David LaRocca – The Philosophy of War Films (2014)

Series: Philosophy Of Popular Culture
Ebook: 492 pages
Publisher: University Press of Kentucky (December 4, 2014)
Language: English
eISBN: 978-0-8131-4512-9

Wars have played a momentous role in shaping the course of human history. The ever-present specter of conflict has made it an enduring topic of interest in popular culture, and many movies, from Hollywood blockbusters to independent films, have sought to show the complexities and horrors of war on-screen. Continue reading

Charles Bennett – Hitchcock’s Partner in Suspense: The Life of Screenwriter Charles Bennett (2014)

Series: Screen Classics
Ebook: 328 pages
Publisher: University Press of Kentucky; 1st edition (March 26, 2014)
Language: English
eISBN: 978-0-8131-4480-1

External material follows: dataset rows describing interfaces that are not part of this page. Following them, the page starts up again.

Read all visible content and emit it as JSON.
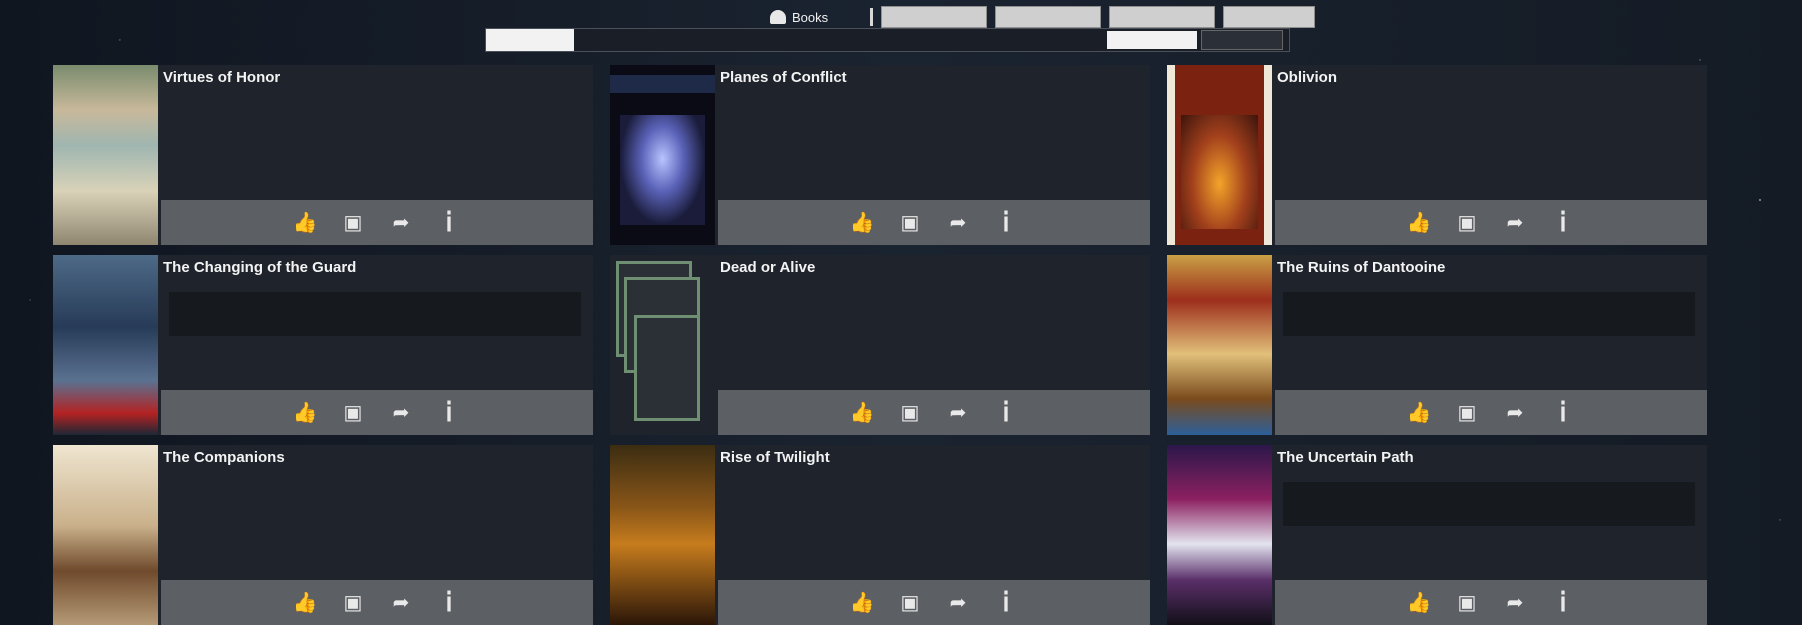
{
  "header": {
    "brand_label": "Books",
    "nav_buttons": [
      "",
      "",
      "",
      ""
    ],
    "modes": [
      "",
      "",
      ""
    ],
    "filter_text": "",
    "sort_label": "",
    "sort_value": ""
  },
  "cards": [
    {
      "title": "Virtues of Honor",
      "author": "",
      "summary": "",
      "meta": "",
      "notice": "",
      "cover": "c1"
    },
    {
      "title": "Planes of Conflict",
      "author": "",
      "summary": "",
      "meta": "",
      "notice": "",
      "cover": "c2"
    },
    {
      "title": "Oblivion",
      "author": "",
      "summary": "",
      "meta": "",
      "notice": "",
      "cover": "c3"
    },
    {
      "title": "The Changing of the Guard",
      "author": "",
      "summary": "",
      "meta": "",
      "notice": "",
      "cover": "c4"
    },
    {
      "title": "Dead or Alive",
      "author": "",
      "summary": "",
      "meta": "",
      "notice": "",
      "cover": "c5"
    },
    {
      "title": "The Ruins of Dantooine",
      "author": "",
      "summary": "",
      "meta": "",
      "notice": "",
      "cover": "c6"
    },
    {
      "title": "The Companions",
      "author": "",
      "summary": "",
      "meta": "",
      "notice": "",
      "cover": "c7"
    },
    {
      "title": "Rise of Twilight",
      "author": "",
      "summary": "",
      "meta": "",
      "notice": "",
      "cover": "c8"
    },
    {
      "title": "The Uncertain Path",
      "author": "",
      "summary": "",
      "meta": "",
      "notice": "",
      "cover": "c9"
    }
  ],
  "action_icons": [
    "thumbs-up-icon",
    "bookmark-icon",
    "share-icon",
    "info-icon"
  ],
  "colors": {
    "card_bg": "#1f242c",
    "action_bar": "#5c5f64"
  }
}
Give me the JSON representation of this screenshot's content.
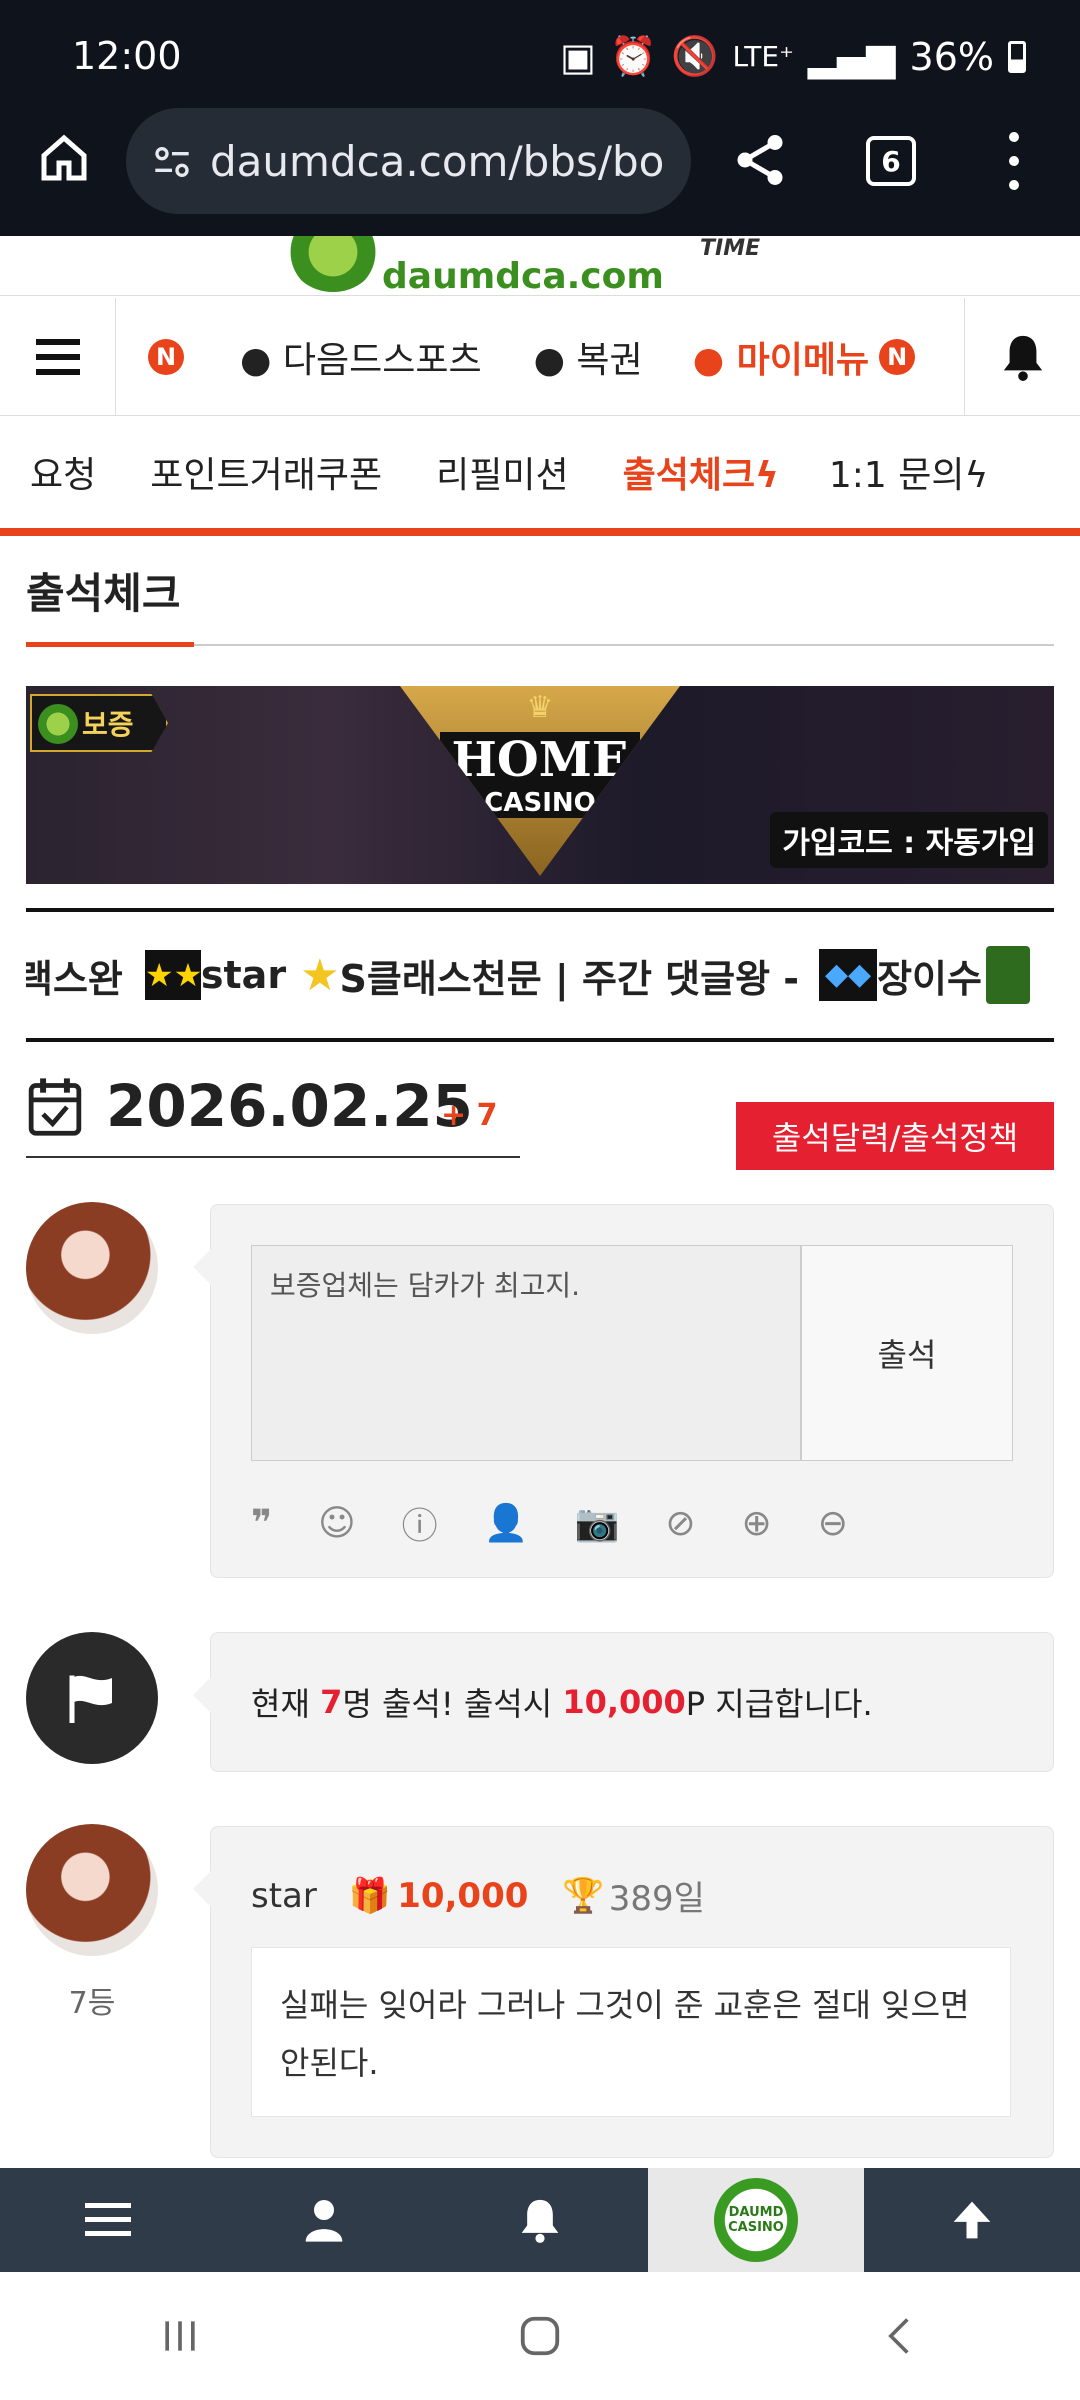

With a career that spanned from the silent era to the 1990s, British screenwriter Charles Bennett (1899–1995) lived an extraordinary life. His experiences as an actor, director, playwright, film and television writer, and novelist in both England and Hollywood left him with many amusing anecdotes, opinions about his craft, and impressions of the many famous people he knew. Among other things, Bennett was a decorated WWI hero, an eminent Shakespearean actor, and an Allied spy and propagandist during WWII, but he is best remembered for his commercially and critically acclaimed collaborations with directors Sir Alfred Hitchcock and Cecil B. DeMille. Continue reading